- **What you will do**: What is the number of lines in these records with "Hide" in them? Answer with that number only.
"""
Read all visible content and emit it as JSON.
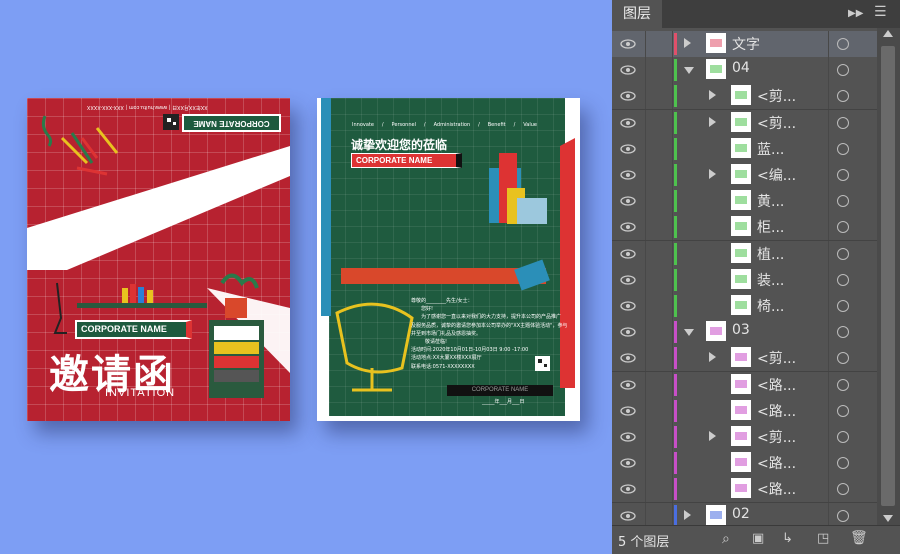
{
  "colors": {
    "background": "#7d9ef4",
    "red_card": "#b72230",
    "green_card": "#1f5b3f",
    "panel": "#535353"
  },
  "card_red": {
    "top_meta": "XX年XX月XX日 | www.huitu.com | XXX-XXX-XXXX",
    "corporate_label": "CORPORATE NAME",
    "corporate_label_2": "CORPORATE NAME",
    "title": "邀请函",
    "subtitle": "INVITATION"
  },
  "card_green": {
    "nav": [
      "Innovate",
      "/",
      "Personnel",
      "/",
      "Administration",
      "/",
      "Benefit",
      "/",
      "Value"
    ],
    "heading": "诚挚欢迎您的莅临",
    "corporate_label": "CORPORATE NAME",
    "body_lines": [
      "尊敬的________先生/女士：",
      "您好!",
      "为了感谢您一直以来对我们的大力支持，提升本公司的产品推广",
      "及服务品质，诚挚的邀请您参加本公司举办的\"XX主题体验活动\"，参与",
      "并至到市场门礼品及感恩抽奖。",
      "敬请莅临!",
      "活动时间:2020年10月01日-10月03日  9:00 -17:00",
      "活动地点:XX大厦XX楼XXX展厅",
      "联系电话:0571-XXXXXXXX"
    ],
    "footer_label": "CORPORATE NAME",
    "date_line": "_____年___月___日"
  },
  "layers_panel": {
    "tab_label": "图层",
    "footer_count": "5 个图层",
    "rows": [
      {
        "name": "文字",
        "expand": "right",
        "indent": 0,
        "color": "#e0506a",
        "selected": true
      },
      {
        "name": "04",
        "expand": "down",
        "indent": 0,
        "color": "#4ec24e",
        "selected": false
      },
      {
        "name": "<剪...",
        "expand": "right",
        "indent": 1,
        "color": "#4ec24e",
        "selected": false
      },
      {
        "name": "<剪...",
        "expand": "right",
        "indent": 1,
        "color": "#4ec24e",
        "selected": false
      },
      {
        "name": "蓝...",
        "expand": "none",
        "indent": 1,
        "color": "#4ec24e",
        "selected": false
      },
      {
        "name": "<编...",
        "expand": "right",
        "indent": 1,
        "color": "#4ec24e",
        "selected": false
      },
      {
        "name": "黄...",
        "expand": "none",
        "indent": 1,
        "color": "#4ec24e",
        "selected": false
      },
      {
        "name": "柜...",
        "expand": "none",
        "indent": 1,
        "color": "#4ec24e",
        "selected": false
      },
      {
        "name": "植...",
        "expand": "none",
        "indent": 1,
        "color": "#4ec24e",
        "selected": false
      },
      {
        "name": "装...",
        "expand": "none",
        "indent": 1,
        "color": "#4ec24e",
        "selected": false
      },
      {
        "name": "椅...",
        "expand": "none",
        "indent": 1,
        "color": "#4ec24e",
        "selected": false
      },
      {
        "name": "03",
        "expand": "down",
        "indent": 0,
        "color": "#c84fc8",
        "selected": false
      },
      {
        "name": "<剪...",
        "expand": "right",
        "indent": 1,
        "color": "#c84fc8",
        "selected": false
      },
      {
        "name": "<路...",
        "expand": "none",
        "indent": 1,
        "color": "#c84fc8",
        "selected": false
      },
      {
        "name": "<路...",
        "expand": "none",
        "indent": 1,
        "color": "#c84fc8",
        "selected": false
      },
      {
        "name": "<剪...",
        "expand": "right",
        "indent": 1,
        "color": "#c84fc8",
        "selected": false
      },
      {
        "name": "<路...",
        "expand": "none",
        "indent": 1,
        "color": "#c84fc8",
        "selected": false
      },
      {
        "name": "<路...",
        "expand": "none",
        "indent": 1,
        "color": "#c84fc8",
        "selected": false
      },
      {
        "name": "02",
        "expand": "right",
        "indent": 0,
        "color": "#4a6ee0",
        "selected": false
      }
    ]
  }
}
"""
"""
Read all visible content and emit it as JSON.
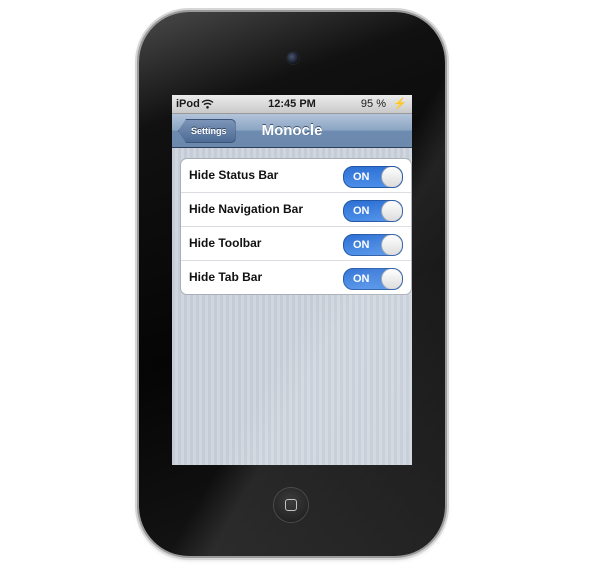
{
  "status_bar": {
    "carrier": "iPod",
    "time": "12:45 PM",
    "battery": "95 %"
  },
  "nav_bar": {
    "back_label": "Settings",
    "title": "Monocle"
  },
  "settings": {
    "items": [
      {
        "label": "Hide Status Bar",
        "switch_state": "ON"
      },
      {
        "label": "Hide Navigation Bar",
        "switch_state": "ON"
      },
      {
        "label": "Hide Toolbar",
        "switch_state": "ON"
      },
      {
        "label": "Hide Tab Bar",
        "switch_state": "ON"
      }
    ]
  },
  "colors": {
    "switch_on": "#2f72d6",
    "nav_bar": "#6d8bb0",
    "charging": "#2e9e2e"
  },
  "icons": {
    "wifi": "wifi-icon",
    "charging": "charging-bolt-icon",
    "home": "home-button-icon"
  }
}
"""
- **Answer to the exercise**: 4